* [Your task]: Below are some records. Pull every line that contains the word "using".

━━ Data for this task ━━

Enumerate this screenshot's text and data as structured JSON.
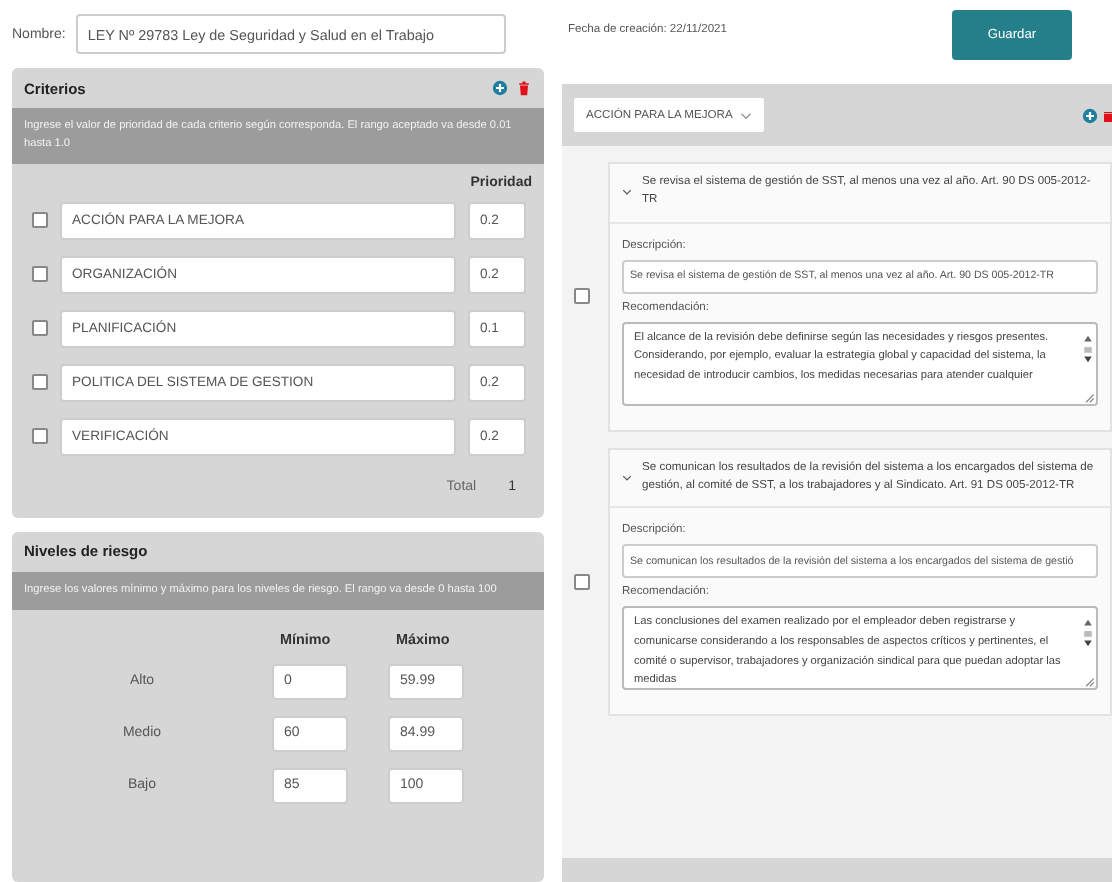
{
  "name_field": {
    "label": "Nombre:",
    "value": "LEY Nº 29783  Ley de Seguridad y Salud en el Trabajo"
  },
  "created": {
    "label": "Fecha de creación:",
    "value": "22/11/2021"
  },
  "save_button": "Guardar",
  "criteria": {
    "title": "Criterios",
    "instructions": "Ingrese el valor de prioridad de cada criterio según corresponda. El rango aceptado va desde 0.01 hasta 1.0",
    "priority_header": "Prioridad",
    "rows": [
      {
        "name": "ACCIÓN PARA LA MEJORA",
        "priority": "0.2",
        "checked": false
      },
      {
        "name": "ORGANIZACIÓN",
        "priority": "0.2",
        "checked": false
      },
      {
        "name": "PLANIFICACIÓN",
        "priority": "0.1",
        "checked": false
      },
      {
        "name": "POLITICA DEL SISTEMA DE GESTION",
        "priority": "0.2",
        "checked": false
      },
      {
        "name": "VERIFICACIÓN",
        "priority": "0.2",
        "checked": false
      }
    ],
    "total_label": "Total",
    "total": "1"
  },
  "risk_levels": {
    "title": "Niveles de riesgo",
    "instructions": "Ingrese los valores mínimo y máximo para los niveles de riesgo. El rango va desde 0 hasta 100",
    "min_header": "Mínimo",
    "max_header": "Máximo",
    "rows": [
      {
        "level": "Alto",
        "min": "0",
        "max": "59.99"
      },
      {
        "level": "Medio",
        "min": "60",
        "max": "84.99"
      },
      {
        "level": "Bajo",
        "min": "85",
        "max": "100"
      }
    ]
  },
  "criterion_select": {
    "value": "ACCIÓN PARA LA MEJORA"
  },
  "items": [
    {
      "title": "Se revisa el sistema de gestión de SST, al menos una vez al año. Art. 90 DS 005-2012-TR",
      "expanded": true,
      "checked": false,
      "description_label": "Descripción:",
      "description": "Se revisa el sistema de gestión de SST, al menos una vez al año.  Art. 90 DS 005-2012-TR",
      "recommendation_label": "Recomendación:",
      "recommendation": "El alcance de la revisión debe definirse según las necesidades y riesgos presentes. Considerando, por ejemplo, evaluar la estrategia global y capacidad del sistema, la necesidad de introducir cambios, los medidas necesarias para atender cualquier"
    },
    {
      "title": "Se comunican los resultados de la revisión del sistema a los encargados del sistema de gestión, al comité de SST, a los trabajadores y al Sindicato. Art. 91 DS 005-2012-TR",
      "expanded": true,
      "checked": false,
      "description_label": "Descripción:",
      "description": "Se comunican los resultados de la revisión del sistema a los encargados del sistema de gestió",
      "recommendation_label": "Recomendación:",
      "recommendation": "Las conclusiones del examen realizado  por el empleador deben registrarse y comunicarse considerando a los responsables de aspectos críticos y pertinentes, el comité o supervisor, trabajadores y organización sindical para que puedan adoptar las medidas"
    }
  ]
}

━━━
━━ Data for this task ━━

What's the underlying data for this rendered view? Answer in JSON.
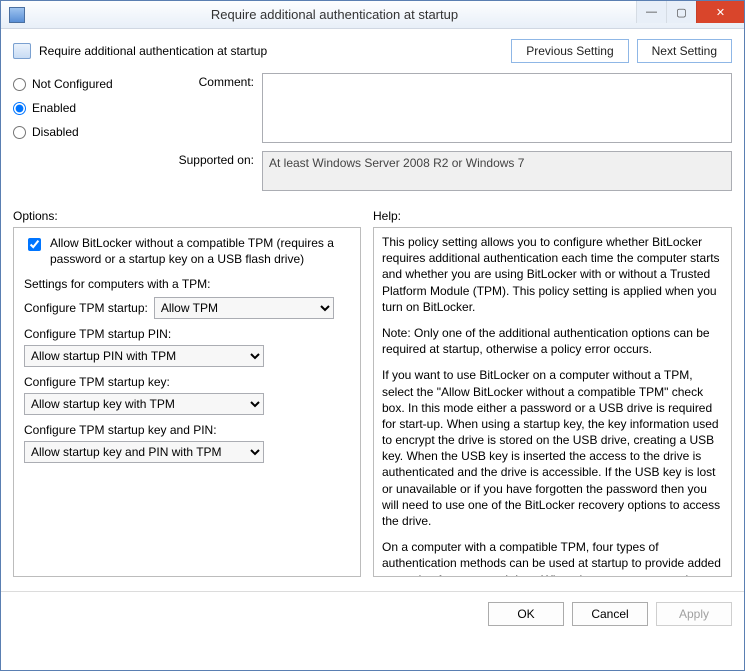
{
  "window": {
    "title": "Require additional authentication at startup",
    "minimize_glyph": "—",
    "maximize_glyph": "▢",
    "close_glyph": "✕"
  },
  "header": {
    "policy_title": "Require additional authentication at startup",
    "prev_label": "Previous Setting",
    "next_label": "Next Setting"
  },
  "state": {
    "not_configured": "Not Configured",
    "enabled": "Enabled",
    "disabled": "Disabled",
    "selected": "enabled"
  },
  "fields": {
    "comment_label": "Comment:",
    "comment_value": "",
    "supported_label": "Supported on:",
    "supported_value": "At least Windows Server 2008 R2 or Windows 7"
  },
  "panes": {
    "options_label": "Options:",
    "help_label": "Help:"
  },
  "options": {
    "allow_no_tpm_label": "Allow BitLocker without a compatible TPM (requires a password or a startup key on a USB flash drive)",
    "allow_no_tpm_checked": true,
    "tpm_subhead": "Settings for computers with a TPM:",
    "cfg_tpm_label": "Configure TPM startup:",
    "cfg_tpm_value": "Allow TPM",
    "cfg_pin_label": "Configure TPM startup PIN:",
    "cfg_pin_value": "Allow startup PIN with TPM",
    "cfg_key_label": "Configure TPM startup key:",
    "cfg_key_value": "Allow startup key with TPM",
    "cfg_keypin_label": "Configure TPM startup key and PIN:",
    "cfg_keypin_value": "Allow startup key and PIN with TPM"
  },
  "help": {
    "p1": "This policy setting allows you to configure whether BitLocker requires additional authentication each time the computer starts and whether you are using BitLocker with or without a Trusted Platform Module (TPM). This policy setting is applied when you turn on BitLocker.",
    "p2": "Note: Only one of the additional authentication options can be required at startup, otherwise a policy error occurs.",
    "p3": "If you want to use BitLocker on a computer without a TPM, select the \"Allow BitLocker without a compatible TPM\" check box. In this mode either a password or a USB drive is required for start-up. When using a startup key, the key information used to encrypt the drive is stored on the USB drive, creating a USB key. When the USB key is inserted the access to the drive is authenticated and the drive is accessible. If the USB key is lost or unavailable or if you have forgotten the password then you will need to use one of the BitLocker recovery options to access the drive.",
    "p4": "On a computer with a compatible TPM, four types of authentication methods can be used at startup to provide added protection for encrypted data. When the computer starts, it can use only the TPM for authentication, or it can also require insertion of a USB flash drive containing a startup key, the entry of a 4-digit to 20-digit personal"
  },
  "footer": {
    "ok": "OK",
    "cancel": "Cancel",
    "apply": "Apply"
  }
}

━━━
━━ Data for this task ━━

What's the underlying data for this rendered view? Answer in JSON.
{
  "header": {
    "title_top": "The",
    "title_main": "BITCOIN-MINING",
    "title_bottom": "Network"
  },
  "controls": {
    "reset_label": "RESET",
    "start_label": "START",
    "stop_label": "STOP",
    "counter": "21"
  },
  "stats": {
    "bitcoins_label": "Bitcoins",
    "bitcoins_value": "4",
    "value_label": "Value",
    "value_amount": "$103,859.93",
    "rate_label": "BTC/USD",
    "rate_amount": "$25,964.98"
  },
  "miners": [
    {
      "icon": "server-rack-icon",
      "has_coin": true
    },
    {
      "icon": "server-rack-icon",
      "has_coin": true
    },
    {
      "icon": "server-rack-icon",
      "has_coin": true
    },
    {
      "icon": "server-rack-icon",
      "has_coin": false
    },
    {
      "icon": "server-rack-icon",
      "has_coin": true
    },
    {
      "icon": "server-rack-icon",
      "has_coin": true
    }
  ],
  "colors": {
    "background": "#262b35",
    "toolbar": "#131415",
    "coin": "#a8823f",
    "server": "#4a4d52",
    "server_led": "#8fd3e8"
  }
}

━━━

* [Solved problem]:
    "p1": "This policy setting allows you to configure whether BitLocker requires additional authentication each time the computer starts and whether you are using BitLocker with or without a Trusted Platform Module (TPM). This policy setting is applied when you turn on BitLocker.",
    "p3": "If you want to use BitLocker on a computer without a TPM, select the \"Allow BitLocker without a compatible TPM\" check box. In this mode either a password or a USB drive is required for start-up. When using a startup key, the key information used to encrypt the drive is stored on the USB drive, creating a USB key. When the USB key is inserted the access to the drive is authenticated and the drive is accessible. If the USB key is lost or unavailable or if you have forgotten the password then you will need to use one of the BitLocker recovery options to access the drive.",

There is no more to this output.